The tremendous success of the Israeli settlement project, along with the absence of any cost to maintaining the status quo, has left Israel with little to no incentive to take the kinds of steps that are needed for a genuine two-state solution, such as dividing Jerusalem or evacuating tens of thousands of settlers from the West Bank. It has also led to a sense of triumphalism within the current Israeli government, some of whose members openly oppose the creation of a Palestinian state or feel emboldened enough to actively sabotage the negotiations. 

The Obama administration is no less blind to the realities of the Palestinian side. The Palestinian leadership suffers from exactly the reverse problem as Israel: It has the will to conclude a deal but lacks the capacity to deliver on one. The Palestinian Authority is virtually bankrupt, has no functioning parliament, and continues to suffer from a debilitating split between the Fatah-dominated West Bank and the Hamas-ruled Gaza Strip.

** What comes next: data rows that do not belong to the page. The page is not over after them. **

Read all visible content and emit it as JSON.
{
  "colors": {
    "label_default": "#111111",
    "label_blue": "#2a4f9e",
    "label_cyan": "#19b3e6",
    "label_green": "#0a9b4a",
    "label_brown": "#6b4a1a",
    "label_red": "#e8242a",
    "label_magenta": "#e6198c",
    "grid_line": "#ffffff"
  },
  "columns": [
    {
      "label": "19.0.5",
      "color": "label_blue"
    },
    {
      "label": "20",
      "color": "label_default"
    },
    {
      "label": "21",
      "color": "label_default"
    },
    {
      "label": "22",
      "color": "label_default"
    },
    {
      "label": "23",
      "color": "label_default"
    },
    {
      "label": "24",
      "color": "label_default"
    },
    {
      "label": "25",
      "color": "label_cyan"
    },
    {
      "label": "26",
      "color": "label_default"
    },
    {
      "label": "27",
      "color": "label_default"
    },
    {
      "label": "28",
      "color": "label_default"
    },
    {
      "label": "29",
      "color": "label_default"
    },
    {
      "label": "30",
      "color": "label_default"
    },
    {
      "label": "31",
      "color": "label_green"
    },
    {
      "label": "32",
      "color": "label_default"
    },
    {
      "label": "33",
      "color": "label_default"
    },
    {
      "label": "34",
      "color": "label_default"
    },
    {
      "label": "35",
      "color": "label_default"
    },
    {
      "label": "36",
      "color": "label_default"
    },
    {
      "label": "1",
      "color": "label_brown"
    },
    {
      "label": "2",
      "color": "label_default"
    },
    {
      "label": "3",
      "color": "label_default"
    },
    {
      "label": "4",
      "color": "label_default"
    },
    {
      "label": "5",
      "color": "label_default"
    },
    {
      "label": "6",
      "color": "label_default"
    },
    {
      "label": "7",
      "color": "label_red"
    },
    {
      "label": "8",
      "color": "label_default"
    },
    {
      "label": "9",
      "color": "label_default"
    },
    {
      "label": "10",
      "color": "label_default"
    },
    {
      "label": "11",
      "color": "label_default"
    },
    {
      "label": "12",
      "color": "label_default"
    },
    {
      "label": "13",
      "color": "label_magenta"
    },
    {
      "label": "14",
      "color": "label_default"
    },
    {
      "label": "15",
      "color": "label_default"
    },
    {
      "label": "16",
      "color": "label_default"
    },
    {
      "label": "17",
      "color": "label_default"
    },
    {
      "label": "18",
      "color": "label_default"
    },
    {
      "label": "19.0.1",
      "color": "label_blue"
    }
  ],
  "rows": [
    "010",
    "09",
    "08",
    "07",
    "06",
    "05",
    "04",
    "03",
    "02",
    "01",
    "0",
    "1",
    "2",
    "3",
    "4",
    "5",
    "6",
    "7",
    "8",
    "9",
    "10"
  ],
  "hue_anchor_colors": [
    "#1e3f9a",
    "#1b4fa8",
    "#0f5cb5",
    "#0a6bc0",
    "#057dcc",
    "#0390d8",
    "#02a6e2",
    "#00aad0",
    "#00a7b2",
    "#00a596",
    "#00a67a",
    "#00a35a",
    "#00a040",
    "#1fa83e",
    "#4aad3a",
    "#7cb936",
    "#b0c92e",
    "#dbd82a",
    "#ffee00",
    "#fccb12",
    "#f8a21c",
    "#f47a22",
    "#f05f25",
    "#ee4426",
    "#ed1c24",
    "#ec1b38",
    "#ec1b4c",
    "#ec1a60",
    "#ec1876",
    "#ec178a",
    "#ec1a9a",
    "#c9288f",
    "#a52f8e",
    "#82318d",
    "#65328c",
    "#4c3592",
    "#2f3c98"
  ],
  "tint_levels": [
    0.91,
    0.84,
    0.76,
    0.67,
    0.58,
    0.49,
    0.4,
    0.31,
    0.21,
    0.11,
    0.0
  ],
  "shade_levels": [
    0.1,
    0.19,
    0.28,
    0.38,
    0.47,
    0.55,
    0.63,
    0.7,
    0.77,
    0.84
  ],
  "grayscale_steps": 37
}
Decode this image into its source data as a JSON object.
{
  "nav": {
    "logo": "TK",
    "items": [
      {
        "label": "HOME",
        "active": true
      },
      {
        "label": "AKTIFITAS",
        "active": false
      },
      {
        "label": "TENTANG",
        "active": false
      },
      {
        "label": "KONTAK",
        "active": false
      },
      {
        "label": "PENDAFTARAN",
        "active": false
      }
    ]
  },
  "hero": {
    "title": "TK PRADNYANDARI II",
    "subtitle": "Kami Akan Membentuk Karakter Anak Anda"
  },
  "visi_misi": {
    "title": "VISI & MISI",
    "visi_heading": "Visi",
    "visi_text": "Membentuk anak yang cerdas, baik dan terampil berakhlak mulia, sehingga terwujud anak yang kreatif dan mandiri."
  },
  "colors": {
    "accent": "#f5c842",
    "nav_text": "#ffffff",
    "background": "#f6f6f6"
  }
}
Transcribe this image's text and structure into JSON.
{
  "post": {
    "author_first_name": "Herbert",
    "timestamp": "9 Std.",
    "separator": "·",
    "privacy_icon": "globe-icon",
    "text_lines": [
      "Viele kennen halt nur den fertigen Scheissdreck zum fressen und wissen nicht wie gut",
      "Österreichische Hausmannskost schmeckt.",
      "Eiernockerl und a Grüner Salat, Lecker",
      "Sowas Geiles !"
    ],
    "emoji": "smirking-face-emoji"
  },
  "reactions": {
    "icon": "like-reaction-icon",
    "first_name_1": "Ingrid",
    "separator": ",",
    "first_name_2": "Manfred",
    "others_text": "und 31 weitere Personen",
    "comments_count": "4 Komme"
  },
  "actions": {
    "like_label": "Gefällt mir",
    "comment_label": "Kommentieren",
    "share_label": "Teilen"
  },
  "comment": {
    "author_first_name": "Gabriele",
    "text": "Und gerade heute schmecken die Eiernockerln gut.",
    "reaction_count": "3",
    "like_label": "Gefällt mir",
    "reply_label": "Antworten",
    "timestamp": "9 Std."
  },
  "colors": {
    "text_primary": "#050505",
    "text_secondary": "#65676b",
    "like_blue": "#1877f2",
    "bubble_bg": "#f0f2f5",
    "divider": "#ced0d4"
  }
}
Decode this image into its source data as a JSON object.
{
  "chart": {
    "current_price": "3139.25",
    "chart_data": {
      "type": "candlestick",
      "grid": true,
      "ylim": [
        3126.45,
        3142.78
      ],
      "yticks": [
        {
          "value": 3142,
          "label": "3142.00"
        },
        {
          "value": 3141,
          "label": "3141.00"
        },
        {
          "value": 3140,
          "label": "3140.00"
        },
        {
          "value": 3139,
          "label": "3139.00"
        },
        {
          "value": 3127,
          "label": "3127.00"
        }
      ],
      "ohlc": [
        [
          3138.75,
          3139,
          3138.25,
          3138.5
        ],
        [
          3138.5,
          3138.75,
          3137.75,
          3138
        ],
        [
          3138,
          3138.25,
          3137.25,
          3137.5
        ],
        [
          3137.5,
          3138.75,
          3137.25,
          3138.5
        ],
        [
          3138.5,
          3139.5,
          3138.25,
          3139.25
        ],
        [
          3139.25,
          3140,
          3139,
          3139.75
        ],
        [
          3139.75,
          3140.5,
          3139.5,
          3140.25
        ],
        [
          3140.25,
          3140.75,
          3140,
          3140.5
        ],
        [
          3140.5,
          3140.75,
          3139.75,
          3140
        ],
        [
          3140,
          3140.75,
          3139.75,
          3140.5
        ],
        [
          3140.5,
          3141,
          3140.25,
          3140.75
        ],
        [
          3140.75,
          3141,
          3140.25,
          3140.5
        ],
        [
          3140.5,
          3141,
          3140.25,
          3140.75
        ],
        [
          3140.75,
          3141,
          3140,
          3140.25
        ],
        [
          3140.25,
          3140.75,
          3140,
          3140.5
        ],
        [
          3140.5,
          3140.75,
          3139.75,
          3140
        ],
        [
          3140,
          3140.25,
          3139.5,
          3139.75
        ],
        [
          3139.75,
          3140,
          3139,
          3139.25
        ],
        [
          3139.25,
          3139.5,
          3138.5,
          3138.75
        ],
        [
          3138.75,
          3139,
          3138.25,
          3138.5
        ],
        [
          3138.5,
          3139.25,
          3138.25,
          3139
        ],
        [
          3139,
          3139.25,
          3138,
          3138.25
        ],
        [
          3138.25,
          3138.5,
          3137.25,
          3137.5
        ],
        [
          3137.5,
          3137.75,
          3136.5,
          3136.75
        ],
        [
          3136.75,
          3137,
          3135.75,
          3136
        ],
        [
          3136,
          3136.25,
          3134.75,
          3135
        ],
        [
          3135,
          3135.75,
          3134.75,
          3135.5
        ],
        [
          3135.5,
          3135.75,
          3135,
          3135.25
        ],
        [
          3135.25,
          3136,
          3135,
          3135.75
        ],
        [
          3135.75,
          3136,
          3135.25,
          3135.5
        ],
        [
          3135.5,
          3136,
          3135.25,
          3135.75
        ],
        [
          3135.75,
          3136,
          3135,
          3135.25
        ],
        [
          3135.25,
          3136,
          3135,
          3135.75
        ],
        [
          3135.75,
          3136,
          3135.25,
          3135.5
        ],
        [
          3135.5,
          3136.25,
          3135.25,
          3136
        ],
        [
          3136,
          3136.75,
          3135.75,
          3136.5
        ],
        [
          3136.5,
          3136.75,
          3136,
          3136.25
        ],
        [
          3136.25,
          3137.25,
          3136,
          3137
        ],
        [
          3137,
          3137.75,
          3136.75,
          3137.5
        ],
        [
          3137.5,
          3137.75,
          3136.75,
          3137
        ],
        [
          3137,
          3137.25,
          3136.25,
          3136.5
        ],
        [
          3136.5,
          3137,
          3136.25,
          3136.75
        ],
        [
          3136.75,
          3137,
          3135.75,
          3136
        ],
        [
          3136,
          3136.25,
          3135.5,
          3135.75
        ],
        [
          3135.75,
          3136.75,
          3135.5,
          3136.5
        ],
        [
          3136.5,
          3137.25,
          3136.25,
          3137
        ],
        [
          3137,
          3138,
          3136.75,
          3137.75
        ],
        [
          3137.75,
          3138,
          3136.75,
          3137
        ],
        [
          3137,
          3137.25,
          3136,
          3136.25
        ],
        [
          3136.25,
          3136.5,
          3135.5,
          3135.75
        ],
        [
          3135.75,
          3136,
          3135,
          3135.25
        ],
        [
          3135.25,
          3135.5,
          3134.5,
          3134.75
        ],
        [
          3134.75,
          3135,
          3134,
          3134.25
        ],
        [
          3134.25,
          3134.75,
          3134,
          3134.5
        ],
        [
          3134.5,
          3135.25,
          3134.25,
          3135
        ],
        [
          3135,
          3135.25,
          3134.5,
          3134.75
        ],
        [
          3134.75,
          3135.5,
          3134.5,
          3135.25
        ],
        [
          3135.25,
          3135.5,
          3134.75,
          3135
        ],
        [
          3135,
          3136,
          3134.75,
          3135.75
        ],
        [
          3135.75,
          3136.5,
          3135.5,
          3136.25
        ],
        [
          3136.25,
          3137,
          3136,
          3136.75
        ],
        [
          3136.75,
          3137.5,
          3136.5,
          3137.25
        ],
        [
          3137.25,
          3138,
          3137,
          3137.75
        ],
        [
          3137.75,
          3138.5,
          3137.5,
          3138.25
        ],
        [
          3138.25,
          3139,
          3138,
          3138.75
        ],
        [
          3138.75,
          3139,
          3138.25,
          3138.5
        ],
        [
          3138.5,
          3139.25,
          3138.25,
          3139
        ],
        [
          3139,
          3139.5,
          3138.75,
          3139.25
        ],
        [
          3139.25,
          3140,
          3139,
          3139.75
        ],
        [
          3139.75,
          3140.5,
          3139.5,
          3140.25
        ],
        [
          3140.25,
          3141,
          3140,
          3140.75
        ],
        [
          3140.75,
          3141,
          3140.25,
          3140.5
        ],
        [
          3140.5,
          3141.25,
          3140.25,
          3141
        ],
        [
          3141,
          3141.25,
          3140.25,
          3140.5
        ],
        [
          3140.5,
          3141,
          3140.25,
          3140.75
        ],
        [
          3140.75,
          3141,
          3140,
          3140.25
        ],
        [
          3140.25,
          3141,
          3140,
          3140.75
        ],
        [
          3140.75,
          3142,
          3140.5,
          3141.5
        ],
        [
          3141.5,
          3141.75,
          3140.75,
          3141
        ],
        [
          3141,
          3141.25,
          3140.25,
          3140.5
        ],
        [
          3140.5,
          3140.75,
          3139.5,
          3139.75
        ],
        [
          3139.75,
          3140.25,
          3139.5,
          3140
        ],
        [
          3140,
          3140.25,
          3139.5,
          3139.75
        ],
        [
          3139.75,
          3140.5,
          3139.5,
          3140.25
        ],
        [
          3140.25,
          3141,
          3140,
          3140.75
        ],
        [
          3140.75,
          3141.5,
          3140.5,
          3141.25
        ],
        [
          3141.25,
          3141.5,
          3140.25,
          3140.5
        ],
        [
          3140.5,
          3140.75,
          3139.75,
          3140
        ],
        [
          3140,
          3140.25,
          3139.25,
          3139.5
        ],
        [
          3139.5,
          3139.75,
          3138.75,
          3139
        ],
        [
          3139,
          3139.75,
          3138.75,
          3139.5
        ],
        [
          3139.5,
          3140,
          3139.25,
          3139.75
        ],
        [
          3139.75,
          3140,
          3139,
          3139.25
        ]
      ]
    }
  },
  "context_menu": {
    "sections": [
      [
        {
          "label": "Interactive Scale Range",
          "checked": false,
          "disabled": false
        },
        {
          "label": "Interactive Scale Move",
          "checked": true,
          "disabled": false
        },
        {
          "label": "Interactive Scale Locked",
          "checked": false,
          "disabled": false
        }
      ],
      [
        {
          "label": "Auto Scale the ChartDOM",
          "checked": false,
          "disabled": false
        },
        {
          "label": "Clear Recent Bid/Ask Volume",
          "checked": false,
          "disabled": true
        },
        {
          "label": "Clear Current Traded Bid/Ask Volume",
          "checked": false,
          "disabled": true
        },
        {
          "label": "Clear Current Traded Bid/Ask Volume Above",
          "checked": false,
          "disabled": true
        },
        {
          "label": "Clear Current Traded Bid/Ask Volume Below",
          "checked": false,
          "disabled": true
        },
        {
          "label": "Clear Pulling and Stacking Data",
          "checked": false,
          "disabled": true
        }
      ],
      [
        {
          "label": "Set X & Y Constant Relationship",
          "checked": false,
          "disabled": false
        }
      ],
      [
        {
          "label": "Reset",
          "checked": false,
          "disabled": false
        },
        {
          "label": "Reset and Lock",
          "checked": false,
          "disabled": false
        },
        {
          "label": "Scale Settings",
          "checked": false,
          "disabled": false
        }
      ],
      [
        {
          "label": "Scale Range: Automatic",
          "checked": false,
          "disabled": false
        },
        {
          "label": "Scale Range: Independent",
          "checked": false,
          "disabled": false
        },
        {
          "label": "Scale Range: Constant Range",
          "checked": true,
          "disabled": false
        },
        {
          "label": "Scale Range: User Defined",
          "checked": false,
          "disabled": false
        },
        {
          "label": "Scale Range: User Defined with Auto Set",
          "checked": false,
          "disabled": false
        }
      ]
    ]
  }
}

The notion that such a divided and dysfunctional leadership, which lacks electoral and consensual legitimacy, would have a mandate to negotiate the sort of compromises that a peace deal with Israel would require is fanciful at best. Meanwhile, the Obama administration remains opposed to internal Palestinian reconciliation or to a lifting of the Gaza siege -- as though Hamas and Gaza were somehow separate from the peace process.

The source of Israeli impunity and Palestinian weakness, of course, is the substantial and growing power imbalance between the two sides. But any serious attempt to level the playing field -- by putting pressure on Israel to impose a genuine settlement freeze, for example, or allowing the Palestinians to enhance their leverage either through internationalization or national reconciliation with Hamas -- would necessarily entail a political cost for the United States. That's something both Obama and Kerry, like most of their predecessors, have assiduously sought to avoid. Until this paradox can be resolved, the United States will continue to be both the only party that can broker Middle East peace -- and the only party that refuses to make the tough decisions to get the job done.

As long as the United States refuses to deal with realities like Israel's settlement enterprise and the vast power imbalance between the two sides, any negotiation process is destined to fail. In this case, it may become necessary to begin considering alternatives to American stewardship of the peace process or a two-state solution, or both.